In this video, CGW family law partner Justine Woods talks to us about the importance of accuracy in binding financial agreements.
Hello, hello, everyone. I’m Justine Woods, I’m the family law partner here at Cooper Grace Ward. And this morning, we’re going to discuss the importance of accuracy in binding financial agreements.
Accuracy in a binding financial agreement
Now, if you come to see us and we prepare you a beautiful, binding financial agreement, whether that’s in contemplation of a relationship, whether you’re in one, in an intact relationship, which isn’t a very romantic description, but what we might refer to in family law world or you’re negotiating a property settlement and it’s going to be documented by a financial agreement. I cannot emphasise enough the importance of accuracy. It will be very dull and it’s certainly a tedious process. But in preparing a binding financial agreement, you will be interrogated about all the dates of birth, the dates when you began living together, when the relationship broke down. Do you have other children, your precise circumstances at the beginning of the relationship, the major transactions during the relationship, how you have and will care for any children of the relationship or marriage.
And my strong preference and recommendation to people is to have what I call a self-contained document. So, that is, on the face of it, without any other material before an objective third party reader. Can you see what this document was about? What were the circumstances and the relevant history of the people who signed it? What was what was it intended to achieve? And sometimes that’s just a paragraph about intention and then very clear, plain operative terms about what is going to happen to your assets, and that’s all that a binding financial agreement can deal with, is going to occur.
Spaller and spaller number two

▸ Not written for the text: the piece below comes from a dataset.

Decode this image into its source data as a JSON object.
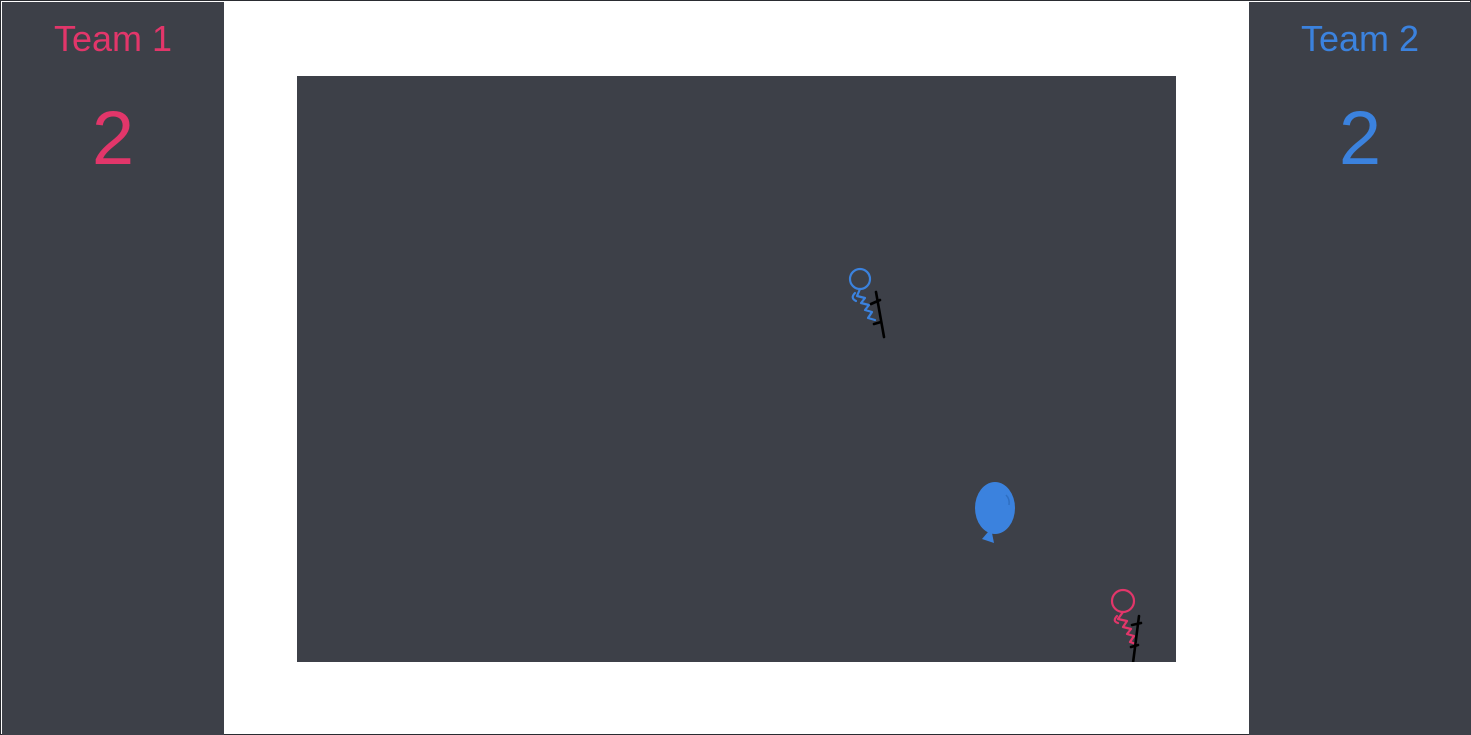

A very salutary reminder about why that accuracy is so important is a very recent case of spaller and spaller number two. Now, as soon as you’ve got a number in your case name, you know that this is a litigious couple and there’s been misery all round. But recently, that case was decided and it reminded everyone of the very old doctrine of deed estoppel. Now, what that is is very fancy legal jargon for if you sign an important legal document, such as a deed, particularly if you’ve had legal advice and you have warranted by your signature, that the information contained in it is correct, you will be estopped, (fancy for stopped) stopped from saying to the contrary later. So, in that case, the parties separated, couldn’t agree on their property settlement. The husband alleged that the parties had separated in 2019, the wife said, they’d separated in 2012. Now, that, of course, made a difference to the length of the relationship, made a difference to the contributions post separation and how they would be treated. How the acquisitions post separation, which are rarely excluded but are given different weight by the court, would be taken into account in their overall adjustment. So, it was quite a vital argument to be undertaken. So, what happened is that in 2014 the husband had been in a very serious car accident when he was at fault and he was ordered to pay quite a significant judgment sum. And he had signed a deed of settlement with the insurance company and with the other parties in the accident that said the husband and wife, as at the date of the deed, 2014 are separated. But the wife has agreed to contribute the sum of $500,000 to the judgment debt due to the other parties in the accident. And the court after a long discussion found, if you sign up a legal document and you’ve had legal advice, then you are going to be stuck with what you have included in it. Now, that was only about what we call the recitals, the descriptive parts, and of course, in the Family Law Act there are also, in the absence of grounds to set aside a binding financial agreement, the whole principle is you’ll be held to the operative terms, what you have agreed to do about your assets. But that whole approach and being astopped from then saying, well, I signed it but I didn’t really mean it or it wasn’t really true or inaccurate. In the absence of absolutely exceptional circumstances, you going to be stuck with that information. And it’s a very powerful thing if you’ve got recitals in there that truly and accurately describe your position, your agreement is even stronger.
So, I think what I’m saying to you is really be prepared to tolerate some boredom, some tedium, to be answering the questions and then reviewing your own document to make sure it’s absolutely correct, telling your solicitor what is missing, what is the context? Because it can be incredibly powerful information to include. And on the whole, you’re going to be held to what you’ve signed. If you’d like to talk about these issues, please feel free to contact us here at Cooper Grace Ward.